“PRESiCE will allow more companies to get into the SiC market, because they won’t have to initially develop their own design and manufacturing process for power devices – an expensive, time-consuming engineering effort,” says Jay Baliga, Distinguished University Professor of Electrical and Computer Engineering and lead author of a paper ‘PRESiCE: PRocess Engineered for manufacturing SiC Electronic-devices’ being presented at the International Conference on Silicon Carbide and Related Materials (ICSCRM 2017) in Washington DC (17-22 September). “The companies can instead use the PRESiCE technology to develop their own products. That’s good for the companies, good for consumers, and good for US manufacturing,” Baliga adds.
Picture: Jay Baliga, who developed the PRESiCE process.
Up to now, companies that have developed manufacturing processes for creating SiC power devices have kept their processes proprietary, making it difficult for other companies to get into the field. This has limited the participation of other companies and kept the cost of SiC devices high. The NC State researchers hence developed PRESiCE to address this bottleneck, with the goal of lowering the barrier of entry to the field for companies and increasing innovation.
The PRESiCE team worked with Texas-based foundry X-Fab to implement the manufacturing process. It has now been qualified it, showing that it has the high yield and tight statistical distribution of electrical properties for SiC power devices necessary to make them attractive to industry.
“If more companies get involved in manufacturing SiC power devices, it will increase the volume of production at the foundry, significantly driving down costs,” Baliga says. Presently, SiC devices cost about five times more than silicon power devices. “Our goal is to get it down to 1.5 times the cost of silicon devices,” he adds. “Hopefully that will begin the ‘virtuous cycle’: lower cost will lead to higher use; higher use leads to greater production volume; greater production volume further reduces cost, and so on. And consumers are getting a better, more energy-efficient product.” The researchers have already licensed the PRESiCE process and chip design to one company, and are in talks with several others.

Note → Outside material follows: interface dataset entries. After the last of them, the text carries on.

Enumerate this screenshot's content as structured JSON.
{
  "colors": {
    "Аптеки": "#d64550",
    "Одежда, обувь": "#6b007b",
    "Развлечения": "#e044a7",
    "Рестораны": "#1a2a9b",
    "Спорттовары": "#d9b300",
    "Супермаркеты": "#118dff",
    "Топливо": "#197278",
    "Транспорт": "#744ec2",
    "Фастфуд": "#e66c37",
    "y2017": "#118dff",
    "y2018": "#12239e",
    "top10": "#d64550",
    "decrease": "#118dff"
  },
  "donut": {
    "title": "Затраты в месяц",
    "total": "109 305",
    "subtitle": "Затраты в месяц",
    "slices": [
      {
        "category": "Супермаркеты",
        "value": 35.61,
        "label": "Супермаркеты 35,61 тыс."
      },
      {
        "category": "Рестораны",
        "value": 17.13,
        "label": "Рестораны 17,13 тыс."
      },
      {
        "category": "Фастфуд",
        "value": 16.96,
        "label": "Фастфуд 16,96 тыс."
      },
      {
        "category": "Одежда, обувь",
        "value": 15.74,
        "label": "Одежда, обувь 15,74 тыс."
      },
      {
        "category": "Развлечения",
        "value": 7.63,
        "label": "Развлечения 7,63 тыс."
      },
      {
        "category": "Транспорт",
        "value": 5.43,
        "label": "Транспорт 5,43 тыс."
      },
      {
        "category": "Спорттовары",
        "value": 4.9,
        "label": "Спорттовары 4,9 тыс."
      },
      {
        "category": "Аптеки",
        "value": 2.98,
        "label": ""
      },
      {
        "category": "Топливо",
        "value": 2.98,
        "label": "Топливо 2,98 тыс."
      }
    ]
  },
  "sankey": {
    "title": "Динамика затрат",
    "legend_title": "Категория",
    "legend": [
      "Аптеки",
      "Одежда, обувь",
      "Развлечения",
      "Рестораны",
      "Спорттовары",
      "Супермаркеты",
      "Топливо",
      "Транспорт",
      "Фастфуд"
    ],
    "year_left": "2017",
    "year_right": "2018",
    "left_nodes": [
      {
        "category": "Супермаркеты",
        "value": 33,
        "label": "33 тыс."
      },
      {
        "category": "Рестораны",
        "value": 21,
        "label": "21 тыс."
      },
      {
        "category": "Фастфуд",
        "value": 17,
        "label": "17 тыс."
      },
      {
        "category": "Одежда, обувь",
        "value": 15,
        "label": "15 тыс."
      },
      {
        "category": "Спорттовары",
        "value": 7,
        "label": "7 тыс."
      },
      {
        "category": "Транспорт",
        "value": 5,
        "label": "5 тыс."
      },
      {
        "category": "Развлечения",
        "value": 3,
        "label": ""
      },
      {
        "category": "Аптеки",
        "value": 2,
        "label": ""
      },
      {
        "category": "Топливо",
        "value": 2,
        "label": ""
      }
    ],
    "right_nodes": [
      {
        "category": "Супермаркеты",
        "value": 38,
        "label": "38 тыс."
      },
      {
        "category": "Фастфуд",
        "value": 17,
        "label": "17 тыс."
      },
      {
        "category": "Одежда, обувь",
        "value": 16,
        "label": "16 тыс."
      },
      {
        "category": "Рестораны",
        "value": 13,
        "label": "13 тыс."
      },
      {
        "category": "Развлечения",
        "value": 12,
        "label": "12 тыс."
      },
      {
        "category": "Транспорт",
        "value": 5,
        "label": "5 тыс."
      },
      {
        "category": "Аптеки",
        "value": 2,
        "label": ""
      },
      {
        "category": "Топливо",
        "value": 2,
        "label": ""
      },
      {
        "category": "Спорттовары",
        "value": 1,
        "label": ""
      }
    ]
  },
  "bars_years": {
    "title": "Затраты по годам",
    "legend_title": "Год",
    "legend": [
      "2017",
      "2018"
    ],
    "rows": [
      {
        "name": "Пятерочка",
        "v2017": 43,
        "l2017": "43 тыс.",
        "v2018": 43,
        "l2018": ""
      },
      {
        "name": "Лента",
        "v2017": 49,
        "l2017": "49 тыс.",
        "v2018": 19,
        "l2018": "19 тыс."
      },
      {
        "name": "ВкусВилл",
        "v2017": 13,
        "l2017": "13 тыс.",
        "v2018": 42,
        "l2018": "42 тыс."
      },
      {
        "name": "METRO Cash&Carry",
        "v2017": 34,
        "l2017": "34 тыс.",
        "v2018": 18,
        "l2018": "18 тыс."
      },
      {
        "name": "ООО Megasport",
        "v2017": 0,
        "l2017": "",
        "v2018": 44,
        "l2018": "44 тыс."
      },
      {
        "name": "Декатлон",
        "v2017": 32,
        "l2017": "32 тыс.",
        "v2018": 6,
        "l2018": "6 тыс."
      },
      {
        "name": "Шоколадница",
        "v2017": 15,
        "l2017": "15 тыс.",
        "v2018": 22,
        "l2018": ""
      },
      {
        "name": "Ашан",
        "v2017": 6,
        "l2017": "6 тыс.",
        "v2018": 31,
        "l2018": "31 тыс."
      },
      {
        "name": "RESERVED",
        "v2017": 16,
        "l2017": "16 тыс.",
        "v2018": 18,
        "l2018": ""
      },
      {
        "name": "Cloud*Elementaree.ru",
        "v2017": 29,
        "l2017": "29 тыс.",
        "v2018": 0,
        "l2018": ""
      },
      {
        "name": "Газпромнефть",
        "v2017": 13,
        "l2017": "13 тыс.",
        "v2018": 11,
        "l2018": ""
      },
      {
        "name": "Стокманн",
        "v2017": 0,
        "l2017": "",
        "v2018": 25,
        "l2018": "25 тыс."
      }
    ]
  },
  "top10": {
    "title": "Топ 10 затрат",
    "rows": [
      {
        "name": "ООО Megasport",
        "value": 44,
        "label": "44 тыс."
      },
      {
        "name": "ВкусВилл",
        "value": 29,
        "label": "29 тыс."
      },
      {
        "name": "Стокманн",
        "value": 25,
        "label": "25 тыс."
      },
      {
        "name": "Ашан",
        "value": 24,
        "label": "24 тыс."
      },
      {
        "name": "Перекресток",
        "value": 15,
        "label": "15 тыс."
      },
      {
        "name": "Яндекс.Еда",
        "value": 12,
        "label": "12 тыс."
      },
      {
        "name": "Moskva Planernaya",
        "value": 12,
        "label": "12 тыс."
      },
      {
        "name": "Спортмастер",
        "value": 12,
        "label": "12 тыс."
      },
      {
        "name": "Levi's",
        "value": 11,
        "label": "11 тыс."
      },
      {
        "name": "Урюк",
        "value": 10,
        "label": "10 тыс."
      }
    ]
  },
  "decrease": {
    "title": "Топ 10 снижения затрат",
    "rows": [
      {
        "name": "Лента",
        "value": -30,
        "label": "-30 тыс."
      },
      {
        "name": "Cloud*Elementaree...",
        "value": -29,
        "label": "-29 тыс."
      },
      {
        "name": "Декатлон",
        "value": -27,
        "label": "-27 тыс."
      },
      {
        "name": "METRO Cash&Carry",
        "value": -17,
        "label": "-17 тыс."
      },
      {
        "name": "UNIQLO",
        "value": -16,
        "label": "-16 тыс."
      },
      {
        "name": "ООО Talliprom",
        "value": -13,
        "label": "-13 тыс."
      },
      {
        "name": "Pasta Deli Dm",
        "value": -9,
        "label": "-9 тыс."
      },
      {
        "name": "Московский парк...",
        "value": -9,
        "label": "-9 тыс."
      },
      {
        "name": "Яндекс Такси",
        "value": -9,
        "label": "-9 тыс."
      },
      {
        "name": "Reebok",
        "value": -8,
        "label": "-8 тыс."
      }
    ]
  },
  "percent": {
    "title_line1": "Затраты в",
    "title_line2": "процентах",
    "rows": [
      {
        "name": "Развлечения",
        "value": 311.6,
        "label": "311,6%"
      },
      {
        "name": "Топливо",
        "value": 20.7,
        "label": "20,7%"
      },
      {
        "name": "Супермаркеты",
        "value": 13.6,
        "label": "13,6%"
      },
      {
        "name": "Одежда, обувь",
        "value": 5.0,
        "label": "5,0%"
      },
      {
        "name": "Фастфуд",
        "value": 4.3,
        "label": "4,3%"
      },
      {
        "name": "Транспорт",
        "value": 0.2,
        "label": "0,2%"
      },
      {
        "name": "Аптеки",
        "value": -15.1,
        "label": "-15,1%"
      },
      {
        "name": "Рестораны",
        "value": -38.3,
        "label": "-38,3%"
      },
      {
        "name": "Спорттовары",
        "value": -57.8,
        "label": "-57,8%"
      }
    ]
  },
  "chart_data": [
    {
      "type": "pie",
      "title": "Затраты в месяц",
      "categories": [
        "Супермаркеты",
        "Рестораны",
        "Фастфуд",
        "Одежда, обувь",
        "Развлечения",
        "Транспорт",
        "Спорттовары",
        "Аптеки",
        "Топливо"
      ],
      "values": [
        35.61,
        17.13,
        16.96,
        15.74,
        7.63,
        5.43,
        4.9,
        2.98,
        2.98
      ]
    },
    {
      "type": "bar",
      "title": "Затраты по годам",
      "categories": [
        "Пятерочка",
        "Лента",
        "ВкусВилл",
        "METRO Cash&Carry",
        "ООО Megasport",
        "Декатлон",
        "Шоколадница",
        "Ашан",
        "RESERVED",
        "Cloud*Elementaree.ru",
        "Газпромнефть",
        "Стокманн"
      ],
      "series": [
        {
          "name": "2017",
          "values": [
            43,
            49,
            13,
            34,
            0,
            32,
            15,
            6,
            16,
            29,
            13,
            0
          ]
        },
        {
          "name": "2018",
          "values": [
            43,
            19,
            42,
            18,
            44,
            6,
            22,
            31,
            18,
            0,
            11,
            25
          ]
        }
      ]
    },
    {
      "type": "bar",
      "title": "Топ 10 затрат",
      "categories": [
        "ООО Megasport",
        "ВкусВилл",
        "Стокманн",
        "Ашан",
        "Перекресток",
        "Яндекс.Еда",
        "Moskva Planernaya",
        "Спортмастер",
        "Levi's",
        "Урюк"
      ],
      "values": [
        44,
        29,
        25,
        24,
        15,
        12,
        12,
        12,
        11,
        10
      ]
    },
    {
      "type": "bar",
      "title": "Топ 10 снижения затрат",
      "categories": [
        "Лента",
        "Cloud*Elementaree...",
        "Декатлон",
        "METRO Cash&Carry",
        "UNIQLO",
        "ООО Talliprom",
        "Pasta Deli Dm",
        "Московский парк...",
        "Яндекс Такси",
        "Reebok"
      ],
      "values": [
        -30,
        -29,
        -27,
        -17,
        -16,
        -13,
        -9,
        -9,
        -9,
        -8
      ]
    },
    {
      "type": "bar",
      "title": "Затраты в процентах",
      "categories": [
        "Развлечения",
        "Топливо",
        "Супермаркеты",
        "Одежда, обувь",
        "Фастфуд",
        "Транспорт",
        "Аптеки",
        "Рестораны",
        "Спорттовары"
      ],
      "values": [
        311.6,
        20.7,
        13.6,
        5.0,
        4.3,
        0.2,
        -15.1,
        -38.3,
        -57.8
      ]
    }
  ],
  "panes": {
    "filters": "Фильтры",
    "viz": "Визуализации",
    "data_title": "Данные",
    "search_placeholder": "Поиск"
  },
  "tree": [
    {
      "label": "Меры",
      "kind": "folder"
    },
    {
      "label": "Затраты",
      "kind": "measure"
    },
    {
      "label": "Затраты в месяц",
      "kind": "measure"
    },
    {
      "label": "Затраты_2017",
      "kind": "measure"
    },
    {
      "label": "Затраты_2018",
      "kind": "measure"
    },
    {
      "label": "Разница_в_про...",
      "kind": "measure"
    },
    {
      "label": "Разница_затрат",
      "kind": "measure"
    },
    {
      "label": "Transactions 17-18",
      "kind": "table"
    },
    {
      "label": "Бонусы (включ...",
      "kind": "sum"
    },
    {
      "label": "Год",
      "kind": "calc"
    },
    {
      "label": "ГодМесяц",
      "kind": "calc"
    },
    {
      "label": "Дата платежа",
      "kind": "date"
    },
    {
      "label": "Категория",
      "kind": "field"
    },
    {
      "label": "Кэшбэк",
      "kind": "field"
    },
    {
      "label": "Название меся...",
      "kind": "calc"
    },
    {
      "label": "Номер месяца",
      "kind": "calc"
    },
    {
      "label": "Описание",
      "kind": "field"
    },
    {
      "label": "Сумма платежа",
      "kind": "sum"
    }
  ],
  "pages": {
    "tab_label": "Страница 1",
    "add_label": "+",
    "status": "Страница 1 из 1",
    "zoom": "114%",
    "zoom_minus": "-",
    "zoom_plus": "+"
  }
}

“I conceived the development of wide-bandgap semiconductor (SiC) power devices in 1979 and have been promoting the technology for more than three decades,” Baliga says. “Now, I feel privileged to have created PRESiCE as the nation’s technology for manufacturing SiC power devices to generate high-paying jobs in the USA,” he adds. “We’re optimistic that our technology can expedite the commercialization of SiC devices and contribute to a competitive manufacturing sector here in the USA.”